And this is why his call up hopefully was so important for German baseball. Finally some attention from the real big names in German media. Maybe this might open up some eyes. Maybe this will get more people and kids interested into the sport of baseball. For someone who has built up and maintained a club and that has been through all the trouble described above that is a great, great sign.

Thank you for reading. :)

Wow.

Thank you for sharing this, I really enjoyed reading what you had to say.

I went to Germany in 2006 to attend the US group stage matches and had a funny experience involving baseball. A German bartender was wearing an Atlanta Braves hat, I asked him how he became a fan of the Braves and he said "who are the Braves?" and I told him what his hat was and after a few moments realized he had no idea what I was talking about. I then attempted to explain baseball and he got even more confused. I just gave up and said "It is a great sport, if you get a chance watch a game." Perhaps now that Lutz has made it to the majors he has caught a Reds game and switched from that ugly Braves hat to a Reds one.

Dwarftree
05-14-2013, 10:21 AM
Yeah. You have that all the time here. Me being a "mean" person from time to time i kinda made a sport out of that, setting people up that are wearing a cap.

Me - "Hey, you did not do that well yesterday, what was wrong with your relievers?"
Random dude in the subway wearing a red Yankees cap - "Huh?"
Me - "Your bullpen got torn apart by the Angels. What went wrong?"
Random dude in the subway wearing a red Yankees cap - "What the heck are you talking about?"
Me - "Nevermind."

Best thing i ever saw was someone wearing a Yankees cap and a Redsox shirt at the same time... Oo

Beer&Bourbon
05-14-2013, 02:11 PM
Very interesting. I was in Luebeck (northern Germany) for 6 weeks last fall after touring several other countries in Europe. I saw a lot of baseball caps. They were all Yankees or Dodgers or Cubs. I was surprised to see people were interested in baseball - until my friends in Germany told me that it was just the cool thing to do. Oh well. I hope this does increase baseball awareness over there.

IABucFan
05-16-2013, 07:56 PM
Wow! Neat story! Thank you for sharing. I would love to see baseball catch on more in Europe.

redsmetz
05-16-2013, 08:27 PM
Excellent post and welcome to Redszone. I'd love it if you could link some of the German articles to this. I'd like to forward them to some friends in Germany.

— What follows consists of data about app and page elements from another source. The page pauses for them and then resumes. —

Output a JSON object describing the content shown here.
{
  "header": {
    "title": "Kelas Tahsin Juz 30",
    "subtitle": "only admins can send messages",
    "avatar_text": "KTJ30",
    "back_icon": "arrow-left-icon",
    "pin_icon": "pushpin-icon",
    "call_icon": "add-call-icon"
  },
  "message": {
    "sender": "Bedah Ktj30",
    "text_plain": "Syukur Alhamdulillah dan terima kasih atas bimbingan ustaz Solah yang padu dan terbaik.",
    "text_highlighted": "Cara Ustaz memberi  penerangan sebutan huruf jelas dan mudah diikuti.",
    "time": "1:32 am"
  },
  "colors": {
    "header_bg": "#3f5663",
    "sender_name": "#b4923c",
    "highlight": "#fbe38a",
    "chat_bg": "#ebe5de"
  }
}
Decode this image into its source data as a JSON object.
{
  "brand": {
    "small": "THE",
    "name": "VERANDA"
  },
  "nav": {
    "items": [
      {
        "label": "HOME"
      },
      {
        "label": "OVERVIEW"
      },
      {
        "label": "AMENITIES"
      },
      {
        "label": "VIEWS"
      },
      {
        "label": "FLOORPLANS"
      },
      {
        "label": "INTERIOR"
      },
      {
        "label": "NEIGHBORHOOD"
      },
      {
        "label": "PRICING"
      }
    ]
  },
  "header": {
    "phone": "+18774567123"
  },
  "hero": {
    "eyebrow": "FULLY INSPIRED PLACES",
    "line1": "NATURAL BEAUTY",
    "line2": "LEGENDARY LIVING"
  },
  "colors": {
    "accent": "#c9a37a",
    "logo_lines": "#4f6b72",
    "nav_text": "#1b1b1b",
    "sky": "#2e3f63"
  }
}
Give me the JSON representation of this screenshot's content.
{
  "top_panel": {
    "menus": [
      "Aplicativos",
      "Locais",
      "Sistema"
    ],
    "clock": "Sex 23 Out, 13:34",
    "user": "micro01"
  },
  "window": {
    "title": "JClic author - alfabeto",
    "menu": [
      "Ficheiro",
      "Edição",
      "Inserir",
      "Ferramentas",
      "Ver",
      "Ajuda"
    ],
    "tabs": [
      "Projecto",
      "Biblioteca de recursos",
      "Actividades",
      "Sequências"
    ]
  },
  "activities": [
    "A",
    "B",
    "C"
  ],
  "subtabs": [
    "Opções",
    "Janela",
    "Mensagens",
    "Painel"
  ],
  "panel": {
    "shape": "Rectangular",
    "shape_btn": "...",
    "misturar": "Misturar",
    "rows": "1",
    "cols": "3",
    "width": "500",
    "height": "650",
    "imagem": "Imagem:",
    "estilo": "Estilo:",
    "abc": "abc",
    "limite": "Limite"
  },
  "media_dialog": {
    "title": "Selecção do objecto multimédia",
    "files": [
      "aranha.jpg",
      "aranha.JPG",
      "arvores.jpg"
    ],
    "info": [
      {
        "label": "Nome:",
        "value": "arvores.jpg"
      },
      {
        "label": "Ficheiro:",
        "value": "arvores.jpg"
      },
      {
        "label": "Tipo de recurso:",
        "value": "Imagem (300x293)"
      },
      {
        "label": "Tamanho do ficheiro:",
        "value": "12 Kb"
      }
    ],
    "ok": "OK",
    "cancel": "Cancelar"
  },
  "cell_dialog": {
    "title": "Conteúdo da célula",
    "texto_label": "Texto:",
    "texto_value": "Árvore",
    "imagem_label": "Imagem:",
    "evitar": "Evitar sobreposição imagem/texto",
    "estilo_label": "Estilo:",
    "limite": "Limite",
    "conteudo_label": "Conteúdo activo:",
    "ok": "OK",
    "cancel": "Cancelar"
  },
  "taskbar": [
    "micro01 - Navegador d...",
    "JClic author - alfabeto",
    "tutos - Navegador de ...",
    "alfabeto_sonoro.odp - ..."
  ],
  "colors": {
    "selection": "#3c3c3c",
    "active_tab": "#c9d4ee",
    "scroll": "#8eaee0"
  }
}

Back in the 70's, I got to know some folks from Germany who came and visited the lay Catholic community I belonged to. In 1977, I went and visited them as my brother finished up studying at Heidelberg University and we went around to some other cities - Würzburg, Neuendettelsau and Munich. Some years later, one of them came and worked on his doctorate at the University of Cincinnati.

They moved back after he finished, but came back for a visit with their three kids (one came to Cincy with them, another was born here and the last was born back in Germany). On that visit, we took them down to some ball fields and taught them how to play baseball (they were about 13, 10 and 8). They liked it so much, they went to a used sporting goods store and bought some equipment to take back to Germany. So these kids briefly were teaching their mates in Lörrach how to play baseball.

I've been sharing with their oldest son, who I'm friends with on Facebook, that there was a German player on the Reds now. Again, I'd love to be able to send them some German language articles - and it will be good practice for me with my German.

redsmetz
05-16-2013, 08:35 PM
I found the article from Das Bild:

http://www.bild.de/sport/mehr-sport/baseball/er-wurde-auf-einen-schlag-beruehmt-30218440.bild.html

Dwarftree
05-17-2013, 05:35 AM
http://www.spox.com/de/sport/ussport/mlb/1305/News/erster-homerun-von-donald-lutz-cincinnati-reds-sieg-gegen-milwaukee-brewers.html

That was the only article i still was able to find about Lutz. Tbh all these "articles" have not had that much content anyway. It was basically only "Donald Lutz - first German to make it into the Majors" and "Lutz hit his first homerun in The Bigs". It was more about that some of the more influential German media and sport sites showed the public: "Hey! Look! There is a sport named baseball that is play over here and one of "our" own has kinda made it".